Lockwood’s lyrical tenor tone has been a staple of the Vancouver scene for quite some time now, and we’re lucky to have him. He plays with a myriad of groups on a regular basis, but he’ll be leading his quartet of top local talent this time around. Best part? You can see him for FREE!!!!

Anthem Sounds of Youth Stage (Robson Square, Ice Rink Level, June 22 & June 23)

One of the best things about recent years of the Jazz Festival is its commitment to music education. This year, 5 high school jazz bands comprised of some of the best young musicians in Metro Vancouver, have an opportunity to play as part of the festival. If you want to know what the Vancouver jazz scene is going to look like in 10 years, this is a good place to start.

Audrey Ochoa (Robson Street Stage, June 22… FOR FREEEEEE!)


After winning the 2018 Edmonton Music Prize, as well as the Best Jazz Album award at the 2018 Edmonton Music Awards, Ochoa is considered one of the brightest young lights in Canadian jazz.

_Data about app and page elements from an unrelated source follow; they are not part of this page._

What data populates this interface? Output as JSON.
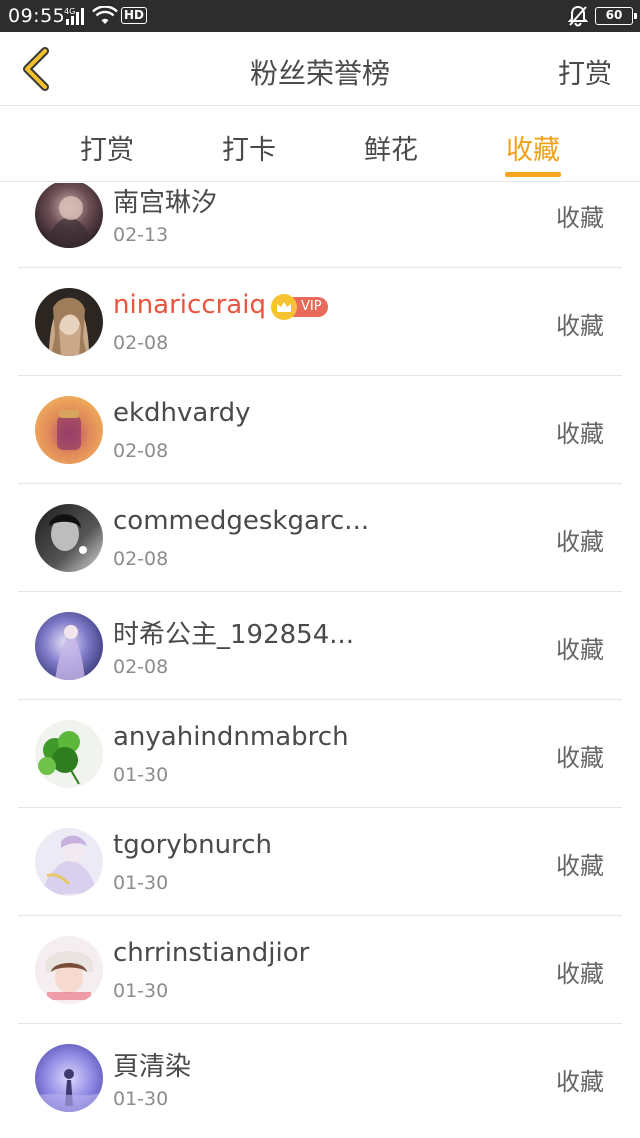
{
  "status_bar": {
    "time": "09:55",
    "network": "4G",
    "hd": "HD",
    "battery": "60"
  },
  "header": {
    "back_icon": "chevron-left-icon",
    "title": "粉丝荣誉榜",
    "right_action": "打赏"
  },
  "tabs": [
    {
      "label": "打赏",
      "active": false
    },
    {
      "label": "打卡",
      "active": false
    },
    {
      "label": "鲜花",
      "active": false
    },
    {
      "label": "收藏",
      "active": true
    }
  ],
  "colors": {
    "accent": "#f2a21a",
    "vip_name": "#e8543d",
    "text": "#4a4a4a",
    "secondary": "#8c8c8c"
  },
  "list": [
    {
      "name": "南宫琳汐",
      "date": "02-13",
      "action": "收藏",
      "vip": false
    },
    {
      "name": "ninariccraiq",
      "date": "02-08",
      "action": "收藏",
      "vip": true,
      "vip_label": "VIP"
    },
    {
      "name": "ekdhvardy",
      "date": "02-08",
      "action": "收藏",
      "vip": false
    },
    {
      "name": "commedgeskgarc...",
      "date": "02-08",
      "action": "收藏",
      "vip": false
    },
    {
      "name": "时希公主_192854...",
      "date": "02-08",
      "action": "收藏",
      "vip": false
    },
    {
      "name": "anyahindnmabrch",
      "date": "01-30",
      "action": "收藏",
      "vip": false
    },
    {
      "name": "tgorybnurch",
      "date": "01-30",
      "action": "收藏",
      "vip": false
    },
    {
      "name": "chrrinstiandjior",
      "date": "01-30",
      "action": "收藏",
      "vip": false
    },
    {
      "name": "頁清染",
      "date": "01-30",
      "action": "收藏",
      "vip": false
    }
  ]
}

She is a protégé of the legendary Hugh Fraser, and is a major part of the Edmonton jazz scene due to her high-energy style. This is her first performance at our Jazz Festival, and I’m looking forward to seeing her play live for the first time.

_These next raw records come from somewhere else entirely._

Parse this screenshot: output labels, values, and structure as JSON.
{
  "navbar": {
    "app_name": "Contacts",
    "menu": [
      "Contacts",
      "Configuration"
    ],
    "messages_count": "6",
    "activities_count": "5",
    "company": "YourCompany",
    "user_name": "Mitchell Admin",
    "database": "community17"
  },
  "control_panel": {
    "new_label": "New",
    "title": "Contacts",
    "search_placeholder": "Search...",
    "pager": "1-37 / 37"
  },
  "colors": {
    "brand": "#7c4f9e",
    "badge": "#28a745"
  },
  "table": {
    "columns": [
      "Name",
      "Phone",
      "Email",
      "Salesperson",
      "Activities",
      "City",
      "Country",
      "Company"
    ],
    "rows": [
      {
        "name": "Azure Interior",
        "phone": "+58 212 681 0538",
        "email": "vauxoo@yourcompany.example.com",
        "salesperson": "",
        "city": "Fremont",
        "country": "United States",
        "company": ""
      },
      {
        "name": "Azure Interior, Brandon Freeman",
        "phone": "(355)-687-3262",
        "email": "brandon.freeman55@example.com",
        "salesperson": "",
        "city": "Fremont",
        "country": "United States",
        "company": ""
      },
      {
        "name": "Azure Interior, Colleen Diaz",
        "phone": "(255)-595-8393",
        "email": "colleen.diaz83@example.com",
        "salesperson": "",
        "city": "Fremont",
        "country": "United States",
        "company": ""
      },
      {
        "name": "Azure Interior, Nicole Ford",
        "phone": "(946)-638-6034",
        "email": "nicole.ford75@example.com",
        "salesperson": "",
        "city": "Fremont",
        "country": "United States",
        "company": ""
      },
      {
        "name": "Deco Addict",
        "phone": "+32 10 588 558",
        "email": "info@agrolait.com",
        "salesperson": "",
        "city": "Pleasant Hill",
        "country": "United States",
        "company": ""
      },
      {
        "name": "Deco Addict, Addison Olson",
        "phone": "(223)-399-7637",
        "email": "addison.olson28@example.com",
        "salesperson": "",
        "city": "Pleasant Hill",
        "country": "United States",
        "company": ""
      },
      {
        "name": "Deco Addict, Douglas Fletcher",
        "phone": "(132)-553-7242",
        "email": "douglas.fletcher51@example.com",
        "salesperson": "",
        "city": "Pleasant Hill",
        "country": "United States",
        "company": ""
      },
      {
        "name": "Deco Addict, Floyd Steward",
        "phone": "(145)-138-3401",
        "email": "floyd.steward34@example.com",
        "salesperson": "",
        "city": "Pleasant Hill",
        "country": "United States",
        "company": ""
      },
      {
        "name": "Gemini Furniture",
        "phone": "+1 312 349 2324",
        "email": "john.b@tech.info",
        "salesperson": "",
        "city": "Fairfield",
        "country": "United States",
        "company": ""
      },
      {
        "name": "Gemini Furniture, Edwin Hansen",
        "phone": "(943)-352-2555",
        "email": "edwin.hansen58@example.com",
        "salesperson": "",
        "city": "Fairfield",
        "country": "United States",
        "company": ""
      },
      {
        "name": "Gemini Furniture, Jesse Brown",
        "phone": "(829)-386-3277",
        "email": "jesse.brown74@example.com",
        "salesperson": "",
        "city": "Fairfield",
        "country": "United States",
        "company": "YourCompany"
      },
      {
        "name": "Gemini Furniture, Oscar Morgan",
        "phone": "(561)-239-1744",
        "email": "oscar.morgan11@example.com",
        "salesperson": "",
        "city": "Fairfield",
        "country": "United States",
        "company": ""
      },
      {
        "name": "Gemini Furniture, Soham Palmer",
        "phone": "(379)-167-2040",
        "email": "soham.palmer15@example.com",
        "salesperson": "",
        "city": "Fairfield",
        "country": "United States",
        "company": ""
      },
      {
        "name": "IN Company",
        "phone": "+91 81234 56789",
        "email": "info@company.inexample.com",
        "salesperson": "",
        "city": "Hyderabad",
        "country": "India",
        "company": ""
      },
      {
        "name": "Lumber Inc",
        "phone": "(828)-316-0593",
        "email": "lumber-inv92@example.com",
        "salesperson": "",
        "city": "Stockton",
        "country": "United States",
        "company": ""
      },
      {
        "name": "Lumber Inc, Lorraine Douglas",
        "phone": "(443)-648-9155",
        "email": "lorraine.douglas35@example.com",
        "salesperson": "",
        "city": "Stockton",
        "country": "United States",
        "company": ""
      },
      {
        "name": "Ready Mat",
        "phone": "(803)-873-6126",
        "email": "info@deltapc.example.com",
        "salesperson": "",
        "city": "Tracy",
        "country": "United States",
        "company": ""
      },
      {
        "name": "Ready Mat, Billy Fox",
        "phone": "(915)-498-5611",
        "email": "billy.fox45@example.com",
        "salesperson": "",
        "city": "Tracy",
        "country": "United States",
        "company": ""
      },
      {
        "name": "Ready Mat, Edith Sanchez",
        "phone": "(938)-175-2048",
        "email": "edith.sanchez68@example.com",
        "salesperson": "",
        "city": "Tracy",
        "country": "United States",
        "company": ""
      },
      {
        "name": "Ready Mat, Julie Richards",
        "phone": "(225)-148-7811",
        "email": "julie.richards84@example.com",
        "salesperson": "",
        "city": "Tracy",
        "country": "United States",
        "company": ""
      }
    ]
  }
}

Mili Hong, with Eli Davidovi’s Shapes (The Imperial, June 26), and with Cat Toren & Emma Augustsson (The Roundhouse, June 30)

Mili Hong is a wonderfully creative young drummer that recently moved from Vancouver to Montreal. She’s back for several dates at this year’s Jazz Festival, so this is a great opportunity to see her if you missed her while she was here.

Cactus Truck (The Ironworks, June 23)


For those of you who make The Ironworks a regular stop during Jazz Festival, there isn’t a more ‘Ironworksy’ band playing there this year than Cactus Truck. They are loud. And intense. And kind of terrifying, but in a very good way. Did I mention that they’re loud? They’re so loud. I can’t wait.

Eli Davidovici, with Shapes, opening for Makaya McCraven (The Imperial, June 26)


It didn’t take long for Davidovici to become a first call bassist on our local scene, and the same has happened now that he’s in Montreal. His bass playing is passionate, but with a thoughtfulness that belies his relatively young age. He’s opening for Makaya McCraven at the Imperial.

Tristan Paxton, with his Quartet (The Roundhouse, June 29)


Paxton is another young local musician that you need to get familiar with. He’s one of the most in-demand guitarists on today’s Vancouver scene, and plays in pretty much every type of musical situation you could think of.

Irreversible Entanglements (The Ironworks, June 29)


Everybody in this band is a heavy hitter, but they’ve only released two albums (one studio, one live), so I guess we can still call them emerging? They came together to perform at a Musicians Against Police Brutality event four years ago, and since then Keir Neuringer, Camae Ayewa, Luke Stewart, Aquiles Navarro, and Tcheser Holmes have evolved into one of the most important free jazz groups on the scene today. Their first album was probably my favourite album of 2017, and this is easily one of my most anticipated shows of the Jazz Festival.